_Exercise materials_:
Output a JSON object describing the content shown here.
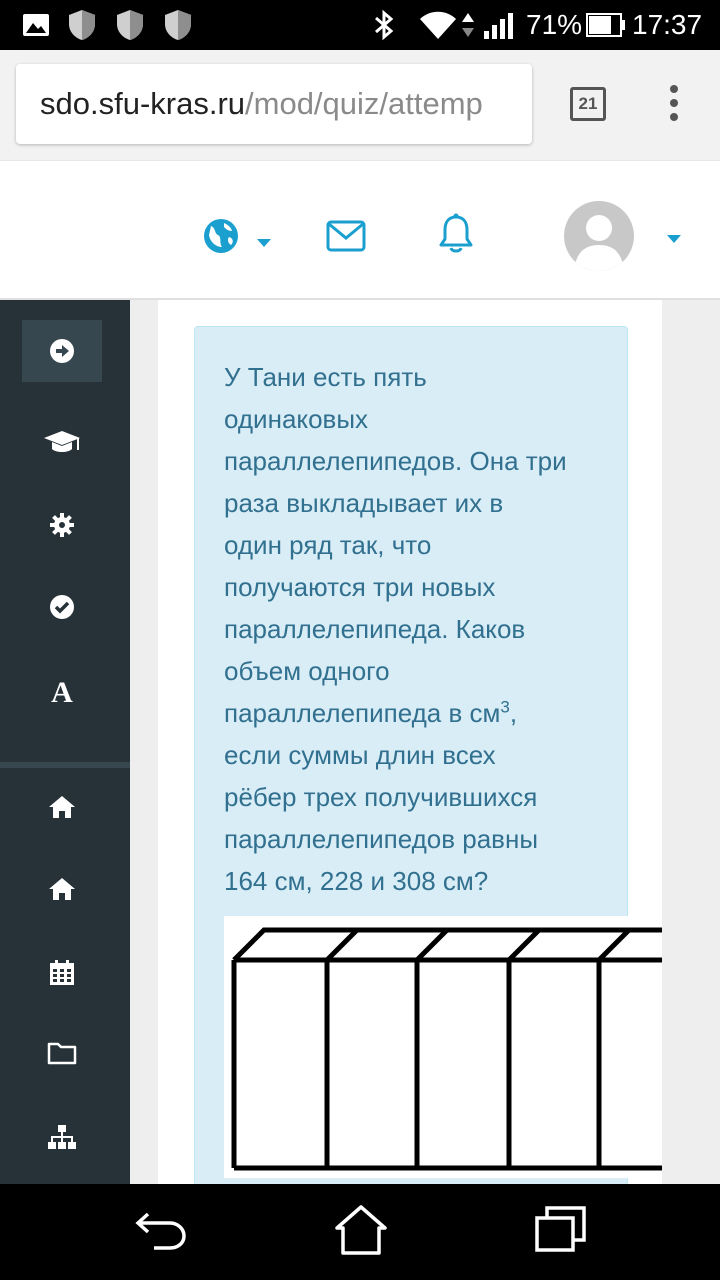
{
  "status_bar": {
    "battery_percent": "71%",
    "time": "17:37"
  },
  "browser": {
    "url_host": "sdo.sfu-kras.ru",
    "url_path": "/mod/quiz/attemp",
    "tab_count": "21"
  },
  "navbar": {
    "icons": [
      "globe-icon",
      "chevron-down-icon",
      "envelope-icon",
      "bell-icon",
      "avatar",
      "chevron-down-icon"
    ]
  },
  "drawer": {
    "items": [
      "arrow-right-icon",
      "graduation-cap-icon",
      "gear-icon",
      "check-circle-icon",
      "font-icon",
      "home-icon",
      "home-icon",
      "calendar-icon",
      "folder-icon",
      "sitemap-icon"
    ]
  },
  "question": {
    "lines": [
      "У Тани есть пять",
      "одинаковых",
      "параллелепипедов. Она три",
      "раза выкладывает их в",
      "один ряд так, что",
      "получаются три новых",
      "параллелепипеда. Каков",
      "объем одного"
    ],
    "line9_main": "параллелепипеда в см",
    "line9_sup": "3",
    "line9_end": ",",
    "lines_after": [
      "если суммы длин всех",
      "рёбер трех получившихся",
      "параллелепипедов равны",
      "164 см, 228 и 308 см?"
    ]
  },
  "colors": {
    "accent": "#1a9fcf",
    "drawer_bg": "#263238",
    "alert_bg": "#d9edf7",
    "alert_text": "#31708f"
  }
}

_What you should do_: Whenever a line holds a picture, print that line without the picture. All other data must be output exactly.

_Written answer_:
Output a JSON object describing the content shown here.
{
  "status_bar": {
    "battery_percent": "71%",
    "time": "17:37"
  },
  "browser": {
    "url_host": "sdo.sfu-kras.ru",
    "url_path": "/mod/quiz/attemp",
    "tab_count": "21"
  },
  "navbar": {
    "icons": [
      "globe-icon",
      "chevron-down-icon",
      "envelope-icon",
      "bell-icon",
      "avatar",
      "chevron-down-icon"
    ]
  },
  "drawer": {
    "items": [
      "arrow-right-icon",
      "graduation-cap-icon",
      "gear-icon",
      "check-circle-icon",
      "font-icon",
      "home-icon",
      "home-icon",
      "calendar-icon",
      "folder-icon",
      "sitemap-icon"
    ]
  },
  "question": {
    "lines": [
      "У Тани есть пять",
      "одинаковых",
      "параллелепипедов. Она три",
      "раза выкладывает их в",
      "один ряд так, что",
      "получаются три новых",
      "параллелепипеда. Каков",
      "объем одного"
    ],
    "line9_main": "параллелепипеда в см",
    "line9_sup": "3",
    "line9_end": ",",
    "lines_after": [
      "если суммы длин всех",
      "рёбер трех получившихся",
      "параллелепипедов равны",
      "164 см, 228 и 308 см?"
    ]
  },
  "colors": {
    "accent": "#1a9fcf",
    "drawer_bg": "#263238",
    "alert_bg": "#d9edf7",
    "alert_text": "#31708f"
  }
}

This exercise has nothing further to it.